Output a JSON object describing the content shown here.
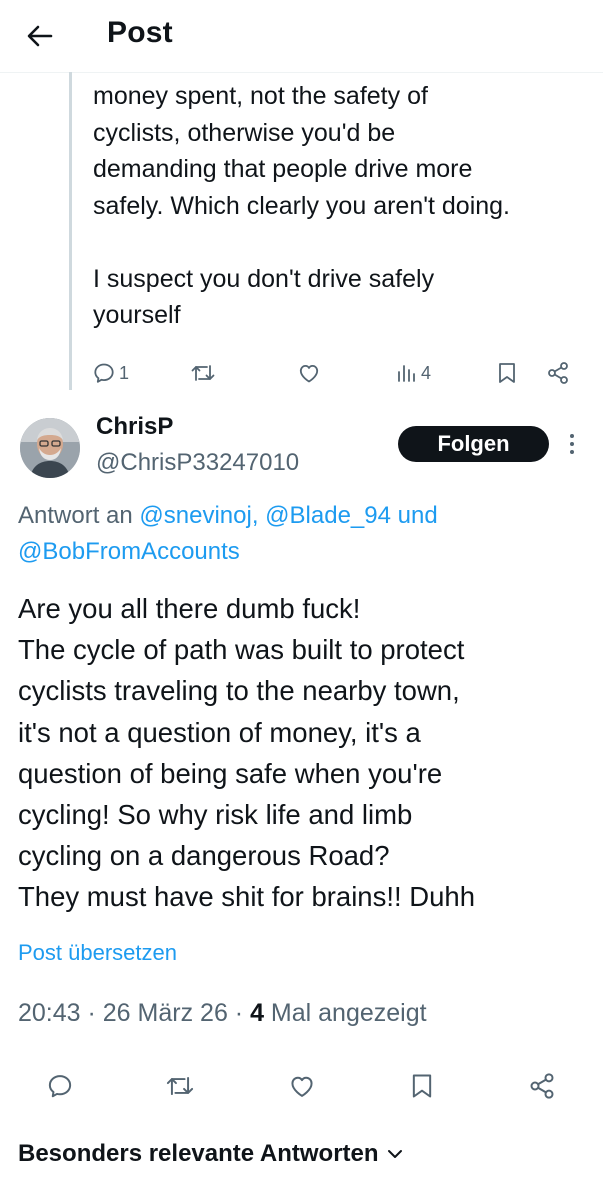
{
  "header": {
    "title": "Post",
    "back_icon": "arrow-left-icon"
  },
  "parent_post": {
    "text": "money spent, not the safety of\ncyclists, otherwise you'd be\ndemanding that people drive more\nsafely. Which clearly you aren't doing.\n\nI suspect you don't drive safely\nyourself",
    "reply_count": "1",
    "view_count": "4"
  },
  "post": {
    "author_name": "ChrisP",
    "author_handle": "@ChrisP33247010",
    "follow_label": "Folgen",
    "reply_prefix": "Antwort an",
    "mention_1": "@snevinoj,",
    "mention_2": "@Blade_94",
    "mention_joiner": "und",
    "mention_3": "@BobFromAccounts",
    "text": "Are you all there dumb fuck!\nThe cycle of path was built to protect\ncyclists traveling to the nearby town,\nit's not a question of money, it's a\nquestion of being safe when you're\ncycling! So why risk life and limb\ncycling on a dangerous Road?\nThey must have shit for brains!! Duhh",
    "translate_label": "Post übersetzen",
    "time": "20:43",
    "date": "26 März 26",
    "views": "4",
    "views_label": "Mal angezeigt"
  },
  "sort": {
    "label": "Besonders relevante Antworten"
  },
  "colors": {
    "accent": "#1d9bf0",
    "text": "#0f1419",
    "muted": "#536471"
  }
}
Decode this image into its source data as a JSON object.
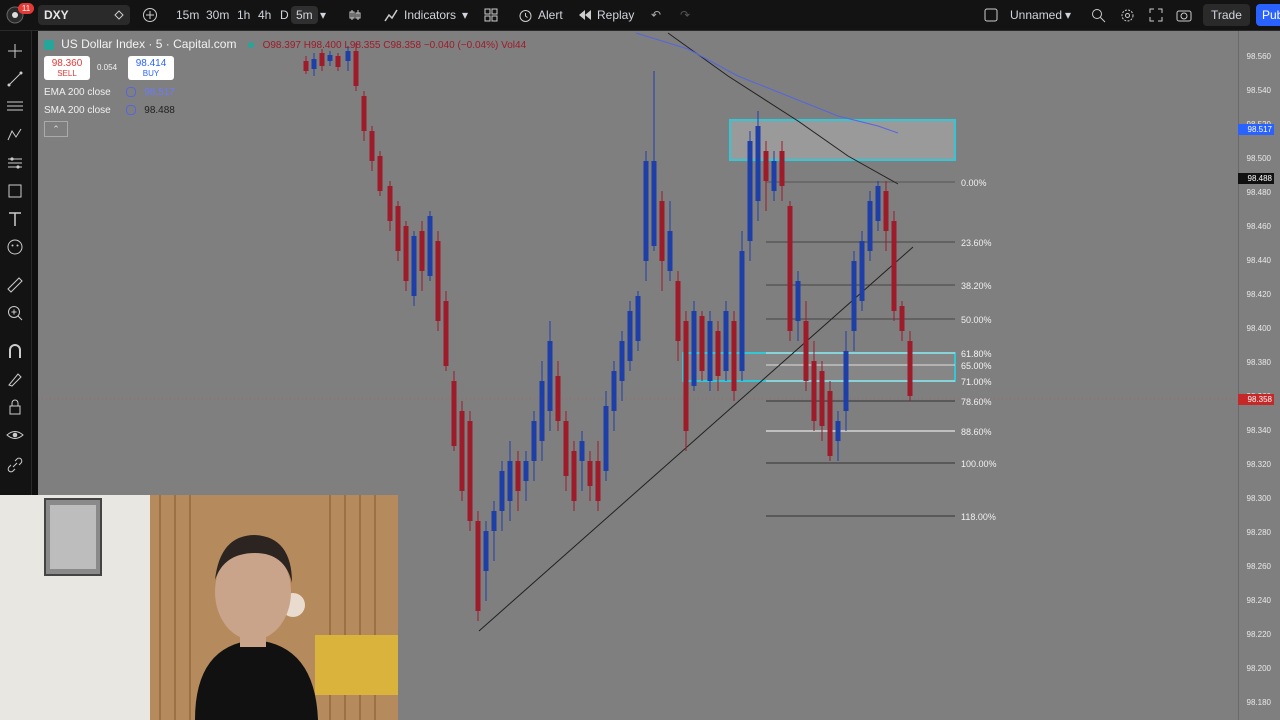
{
  "topbar": {
    "notification_count": "11",
    "symbol": "DXY",
    "timeframes": [
      "15m",
      "30m",
      "1h",
      "4h",
      "D",
      "5m"
    ],
    "indicators_label": "Indicators",
    "alert_label": "Alert",
    "replay_label": "Replay",
    "layout_name": "Unnamed",
    "trade_label": "Trade",
    "publish_label": "Pub"
  },
  "legend": {
    "title": "US Dollar Index · 5 · Capital.com",
    "ohlc": "O98.397  H98.400  L98.355  C98.358  −0.040 (−0.04%)  Vol44",
    "sell_price": "98.360",
    "sell_label": "SELL",
    "spread": "0.054",
    "buy_price": "98.414",
    "buy_label": "BUY",
    "ema_label": "EMA 200 close",
    "ema_value": "98.517",
    "sma_label": "SMA 200 close",
    "sma_value": "98.488"
  },
  "price_axis": {
    "labels": [
      "98.560",
      "98.540",
      "98.520",
      "98.500",
      "98.480",
      "98.460",
      "98.440",
      "98.420",
      "98.400",
      "98.380",
      "98.360",
      "98.340",
      "98.320",
      "98.300",
      "98.280",
      "98.260",
      "98.240",
      "98.220",
      "98.200",
      "98.180"
    ],
    "ema_tag": "98.517",
    "sma_tag": "98.488",
    "last_tag": "98.358"
  },
  "fibonacci": {
    "levels": [
      "0.00%",
      "23.60%",
      "38.20%",
      "50.00%",
      "61.80%",
      "65.00%",
      "71.00%",
      "78.60%",
      "88.60%",
      "100.00%",
      "118.00%"
    ]
  },
  "colors": {
    "background": "#7f7f7f",
    "up_candle": "#1f3fa8",
    "down_candle": "#9e1b2a",
    "zone_border": "#33c6d6",
    "ema_line": "#5566dd",
    "last_price_tag": "#c62828",
    "ema_tag": "#2962ff"
  },
  "chart_data": {
    "type": "candlestick",
    "title": "US Dollar Index · 5 · Capital.com",
    "ylim": [
      98.17,
      98.575
    ],
    "ohlc_last": {
      "open": 98.397,
      "high": 98.4,
      "low": 98.355,
      "close": 98.358
    },
    "indicators": [
      {
        "name": "EMA 200 close",
        "value": 98.517
      },
      {
        "name": "SMA 200 close",
        "value": 98.488
      }
    ]
  }
}
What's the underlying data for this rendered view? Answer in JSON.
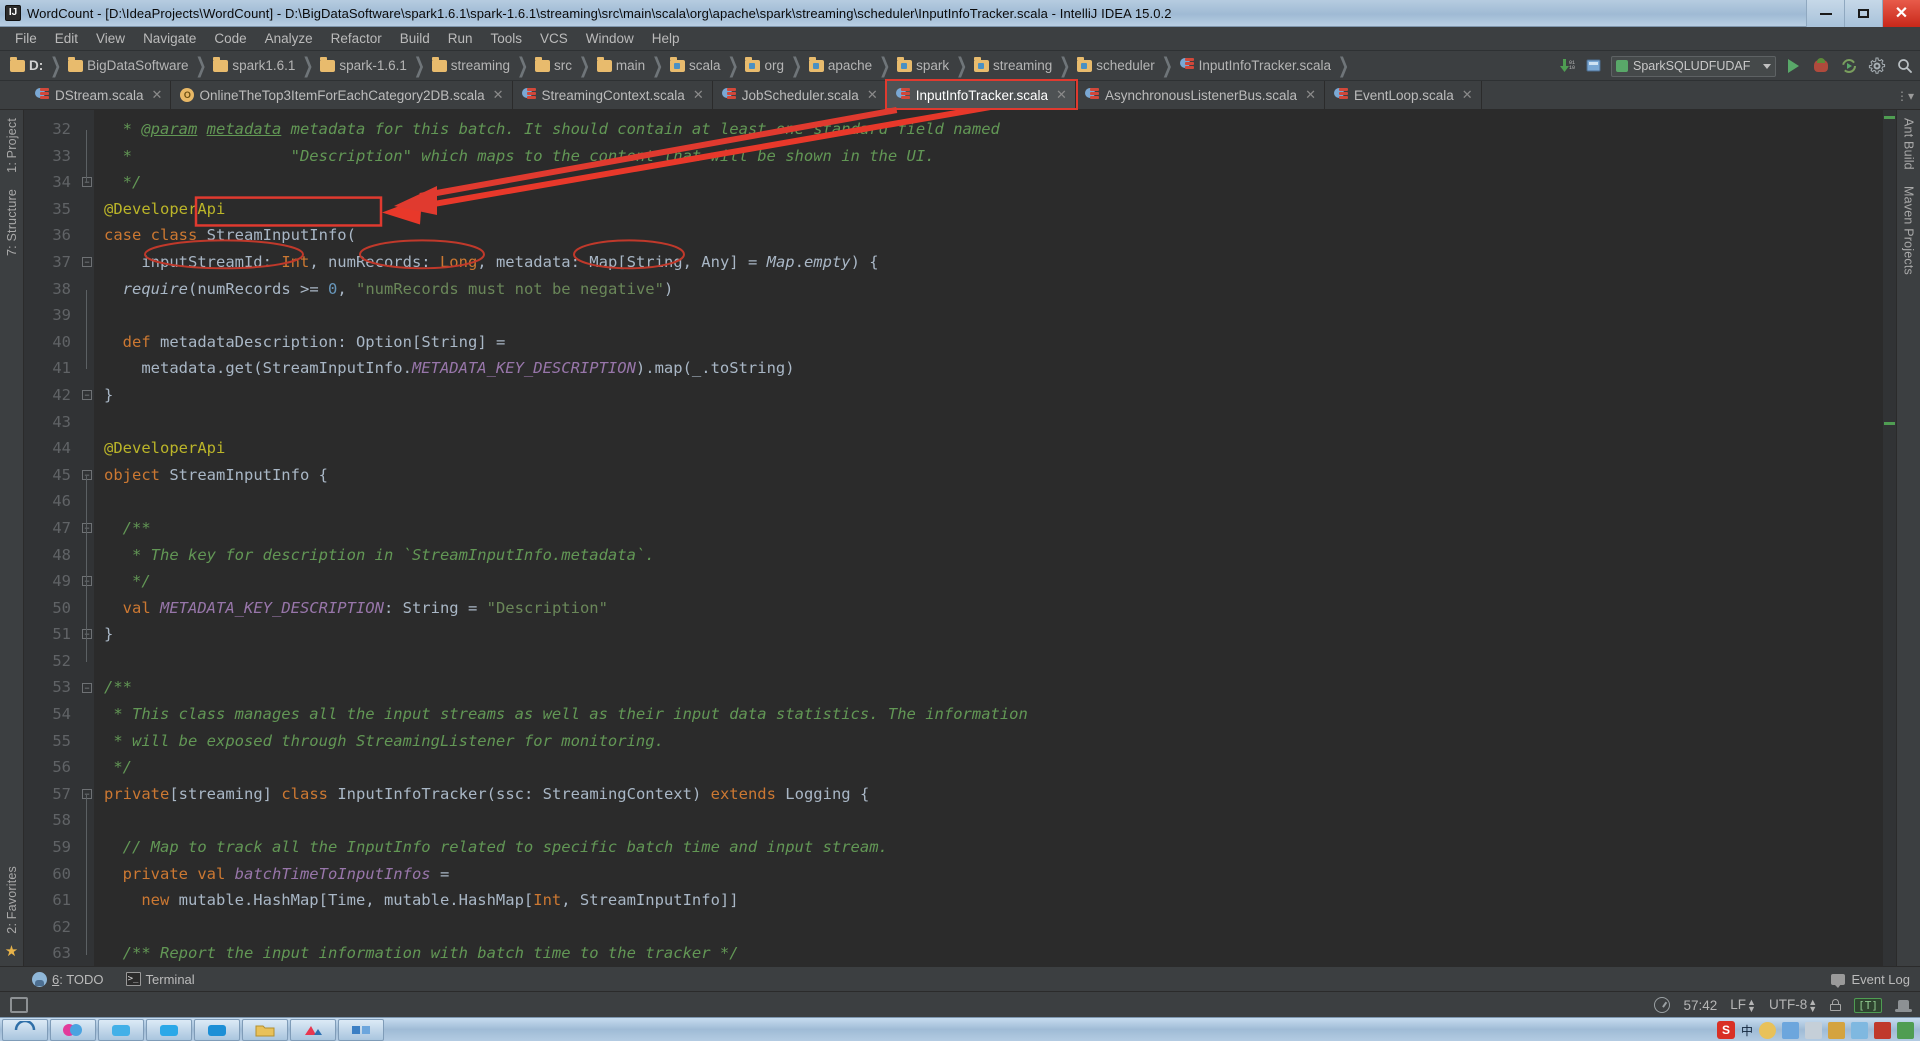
{
  "window": {
    "title": "WordCount - [D:\\IdeaProjects\\WordCount] - D:\\BigDataSoftware\\spark1.6.1\\spark-1.6.1\\streaming\\src\\main\\scala\\org\\apache\\spark\\streaming\\scheduler\\InputInfoTracker.scala - IntelliJ IDEA 15.0.2",
    "app_icon": "IJ",
    "minimize": "minimize-icon",
    "maximize": "maximize-icon",
    "close": "close-icon"
  },
  "menu": {
    "items": [
      "File",
      "Edit",
      "View",
      "Navigate",
      "Code",
      "Analyze",
      "Refactor",
      "Build",
      "Run",
      "Tools",
      "VCS",
      "Window",
      "Help"
    ]
  },
  "breadcrumb": {
    "items": [
      {
        "label": "D:",
        "icon": "folder-icon",
        "bold": true
      },
      {
        "label": "BigDataSoftware",
        "icon": "folder-icon",
        "bold": false
      },
      {
        "label": "spark1.6.1",
        "icon": "folder-icon",
        "bold": false
      },
      {
        "label": "spark-1.6.1",
        "icon": "folder-icon",
        "bold": false
      },
      {
        "label": "streaming",
        "icon": "folder-icon",
        "bold": false
      },
      {
        "label": "src",
        "icon": "folder-icon",
        "bold": false
      },
      {
        "label": "main",
        "icon": "folder-icon",
        "bold": false
      },
      {
        "label": "scala",
        "icon": "source-folder-icon",
        "bold": false
      },
      {
        "label": "org",
        "icon": "source-folder-icon",
        "bold": false
      },
      {
        "label": "apache",
        "icon": "source-folder-icon",
        "bold": false
      },
      {
        "label": "spark",
        "icon": "source-folder-icon",
        "bold": false
      },
      {
        "label": "streaming",
        "icon": "source-folder-icon",
        "bold": false
      },
      {
        "label": "scheduler",
        "icon": "source-folder-icon",
        "bold": false
      },
      {
        "label": "InputInfoTracker.scala",
        "icon": "scala-file-icon",
        "bold": false
      }
    ]
  },
  "toolbar": {
    "update_project_label": "update-project-icon",
    "compile_label": "compile-icon",
    "run_configuration": "SparkSQLUDFUDAF",
    "run_label": "run-icon",
    "debug_label": "debug-icon",
    "coverage_label": "run-with-coverage-icon",
    "settings_label": "settings-icon",
    "search_label": "search-everywhere-icon"
  },
  "tabs": [
    {
      "label": "DStream.scala",
      "icon": "scala-class-icon",
      "active": false,
      "closable": true
    },
    {
      "label": "OnlineTheTop3ItemForEachCategory2DB.scala",
      "icon": "scala-object-icon",
      "active": false,
      "closable": true
    },
    {
      "label": "StreamingContext.scala",
      "icon": "scala-class-icon",
      "active": false,
      "closable": true
    },
    {
      "label": "JobScheduler.scala",
      "icon": "scala-class-icon",
      "active": false,
      "closable": true
    },
    {
      "label": "InputInfoTracker.scala",
      "icon": "scala-class-icon",
      "active": true,
      "closable": true
    },
    {
      "label": "AsynchronousListenerBus.scala",
      "icon": "scala-class-icon",
      "active": false,
      "closable": true
    },
    {
      "label": "EventLoop.scala",
      "icon": "scala-class-icon",
      "active": false,
      "closable": true
    }
  ],
  "left_stripe": {
    "items": [
      "1: Project",
      "7: Structure",
      "2: Favorites"
    ]
  },
  "right_stripe": {
    "items": [
      "Ant Build",
      "Maven Projects"
    ]
  },
  "editor": {
    "first_line": 32,
    "lines": [
      {
        "n": 32,
        "tokens": [
          {
            "t": "  * ",
            "c": "cmt"
          },
          {
            "t": "@param",
            "c": "cmtp"
          },
          {
            "t": " ",
            "c": "cmt"
          },
          {
            "t": "metadata",
            "c": "cmtp"
          },
          {
            "t": " metadata for this batch. It should contain at least one standard field named",
            "c": "cmt"
          }
        ]
      },
      {
        "n": 33,
        "tokens": [
          {
            "t": "  *                 \"Description\" which maps to the content that will be shown in the UI.",
            "c": "cmt"
          }
        ]
      },
      {
        "n": 34,
        "tokens": [
          {
            "t": "  */",
            "c": "cmt"
          }
        ]
      },
      {
        "n": 35,
        "tokens": [
          {
            "t": "@DeveloperApi",
            "c": "ann"
          }
        ]
      },
      {
        "n": 36,
        "tokens": [
          {
            "t": "case class ",
            "c": "kw"
          },
          {
            "t": "StreamInputInfo",
            "c": "cls"
          },
          {
            "t": "(",
            "c": "typ"
          }
        ]
      },
      {
        "n": 37,
        "tokens": [
          {
            "t": "    inputStreamId",
            "c": "typ"
          },
          {
            "t": ": ",
            "c": "typ"
          },
          {
            "t": "Int",
            "c": "kw"
          },
          {
            "t": ", numRecords: ",
            "c": "typ"
          },
          {
            "t": "Long",
            "c": "kw"
          },
          {
            "t": ", metadata: ",
            "c": "typ"
          },
          {
            "t": "Map",
            "c": "typ"
          },
          {
            "t": "[",
            "c": "typ"
          },
          {
            "t": "String",
            "c": "typ"
          },
          {
            "t": ", ",
            "c": "typ"
          },
          {
            "t": "Any",
            "c": "typ"
          },
          {
            "t": "] = ",
            "c": "typ"
          },
          {
            "t": "Map",
            "c": "itl"
          },
          {
            "t": ".",
            "c": "typ"
          },
          {
            "t": "empty",
            "c": "itl"
          },
          {
            "t": ") {",
            "c": "typ"
          }
        ]
      },
      {
        "n": 38,
        "tokens": [
          {
            "t": "  ",
            "c": "typ"
          },
          {
            "t": "require",
            "c": "itl"
          },
          {
            "t": "(numRecords >= ",
            "c": "typ"
          },
          {
            "t": "0",
            "c": "num"
          },
          {
            "t": ", ",
            "c": "typ"
          },
          {
            "t": "\"numRecords must not be negative\"",
            "c": "str"
          },
          {
            "t": ")",
            "c": "typ"
          }
        ]
      },
      {
        "n": 39,
        "tokens": []
      },
      {
        "n": 40,
        "tokens": [
          {
            "t": "  ",
            "c": "typ"
          },
          {
            "t": "def ",
            "c": "kw"
          },
          {
            "t": "metadataDescription",
            "c": "typ"
          },
          {
            "t": ": Option[",
            "c": "typ"
          },
          {
            "t": "String",
            "c": "typ"
          },
          {
            "t": "] =",
            "c": "typ"
          }
        ]
      },
      {
        "n": 41,
        "tokens": [
          {
            "t": "    metadata.get(StreamInputInfo.",
            "c": "typ"
          },
          {
            "t": "METADATA_KEY_DESCRIPTION",
            "c": "fld"
          },
          {
            "t": ").map(_.toString)",
            "c": "typ"
          }
        ]
      },
      {
        "n": 42,
        "tokens": [
          {
            "t": "}",
            "c": "typ"
          }
        ]
      },
      {
        "n": 43,
        "tokens": []
      },
      {
        "n": 44,
        "tokens": [
          {
            "t": "@DeveloperApi",
            "c": "ann"
          }
        ]
      },
      {
        "n": 45,
        "tokens": [
          {
            "t": "object ",
            "c": "kw"
          },
          {
            "t": "StreamInputInfo",
            "c": "typ"
          },
          {
            "t": " {",
            "c": "typ"
          }
        ]
      },
      {
        "n": 46,
        "tokens": []
      },
      {
        "n": 47,
        "tokens": [
          {
            "t": "  /**",
            "c": "cmt"
          }
        ]
      },
      {
        "n": 48,
        "tokens": [
          {
            "t": "   * The key for description in `StreamInputInfo.metadata`.",
            "c": "cmt"
          }
        ]
      },
      {
        "n": 49,
        "tokens": [
          {
            "t": "   */",
            "c": "cmt"
          }
        ]
      },
      {
        "n": 50,
        "tokens": [
          {
            "t": "  ",
            "c": "typ"
          },
          {
            "t": "val ",
            "c": "kw"
          },
          {
            "t": "METADATA_KEY_DESCRIPTION",
            "c": "fld"
          },
          {
            "t": ": ",
            "c": "typ"
          },
          {
            "t": "String",
            "c": "typ"
          },
          {
            "t": " = ",
            "c": "typ"
          },
          {
            "t": "\"Description\"",
            "c": "str"
          }
        ]
      },
      {
        "n": 51,
        "tokens": [
          {
            "t": "}",
            "c": "typ"
          }
        ]
      },
      {
        "n": 52,
        "tokens": []
      },
      {
        "n": 53,
        "tokens": [
          {
            "t": "/**",
            "c": "cmt"
          }
        ]
      },
      {
        "n": 54,
        "tokens": [
          {
            "t": " * This class manages all the input streams as well as their input data statistics. The information",
            "c": "cmt"
          }
        ]
      },
      {
        "n": 55,
        "tokens": [
          {
            "t": " * will be exposed through StreamingListener for monitoring.",
            "c": "cmt"
          }
        ]
      },
      {
        "n": 56,
        "tokens": [
          {
            "t": " */",
            "c": "cmt"
          }
        ]
      },
      {
        "n": 57,
        "tokens": [
          {
            "t": "private",
            "c": "kw"
          },
          {
            "t": "[",
            "c": "typ"
          },
          {
            "t": "streaming",
            "c": "typ"
          },
          {
            "t": "] ",
            "c": "typ"
          },
          {
            "t": "class ",
            "c": "kw"
          },
          {
            "t": "InputInfoTracker",
            "c": "typ"
          },
          {
            "t": "(ssc: ",
            "c": "typ"
          },
          {
            "t": "StreamingContext",
            "c": "typ"
          },
          {
            "t": ") ",
            "c": "typ"
          },
          {
            "t": "extends ",
            "c": "kw"
          },
          {
            "t": "Logging",
            "c": "typ"
          },
          {
            "t": " {",
            "c": "typ"
          }
        ]
      },
      {
        "n": 58,
        "tokens": []
      },
      {
        "n": 59,
        "tokens": [
          {
            "t": "  // Map to track all the InputInfo related to specific batch time and input stream.",
            "c": "cmt"
          }
        ]
      },
      {
        "n": 60,
        "tokens": [
          {
            "t": "  ",
            "c": "typ"
          },
          {
            "t": "private ",
            "c": "kw"
          },
          {
            "t": "val ",
            "c": "kw"
          },
          {
            "t": "batchTimeToInputInfos",
            "c": "fld"
          },
          {
            "t": " =",
            "c": "typ"
          }
        ]
      },
      {
        "n": 61,
        "tokens": [
          {
            "t": "    ",
            "c": "typ"
          },
          {
            "t": "new ",
            "c": "kw"
          },
          {
            "t": "mutable.HashMap[Time, mutable.HashMap[",
            "c": "typ"
          },
          {
            "t": "Int",
            "c": "kw"
          },
          {
            "t": ", StreamInputInfo]]",
            "c": "typ"
          }
        ]
      },
      {
        "n": 62,
        "tokens": []
      },
      {
        "n": 63,
        "tokens": [
          {
            "t": "  /** Report the input information with batch time to the tracker */",
            "c": "cmt"
          }
        ]
      }
    ],
    "annotations": [
      {
        "type": "box",
        "target": "StreamInputInfo",
        "color": "#e03a2f"
      },
      {
        "type": "ellipse",
        "target": "inputStreamId",
        "color": "#e03a2f"
      },
      {
        "type": "ellipse",
        "target": "numRecords",
        "color": "#e03a2f"
      },
      {
        "type": "ellipse",
        "target": "metadata:",
        "color": "#e03a2f"
      },
      {
        "type": "box",
        "target": "InputInfoTracker.scala tab",
        "color": "#e03a2f"
      },
      {
        "type": "arrow",
        "from": "InputInfoTracker.scala tab",
        "to": "StreamInputInfo",
        "color": "#e03a2f"
      }
    ]
  },
  "bottom_tool_windows": {
    "todo": {
      "number": "6",
      "label": ": TODO"
    },
    "terminal": {
      "label": "Terminal"
    },
    "event_log": {
      "label": "Event Log"
    }
  },
  "status_bar": {
    "caret_position": "57:42",
    "line_separator": "LF",
    "encoding": "UTF-8",
    "lock_state": "unlocked-icon",
    "tab_badge": "[T]",
    "hat_icon": "hector-icon"
  },
  "taskbar": {
    "ime": "中",
    "tray_time": ""
  },
  "colors": {
    "accent": "#4b6eaf",
    "annotation": "#e03a2f",
    "editor_bg": "#2b2b2b",
    "chrome_bg": "#3c3f41"
  }
}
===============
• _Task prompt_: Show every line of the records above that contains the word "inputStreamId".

• _Answer box_:
            "t": "    inputStreamId",
        "target": "inputStreamId",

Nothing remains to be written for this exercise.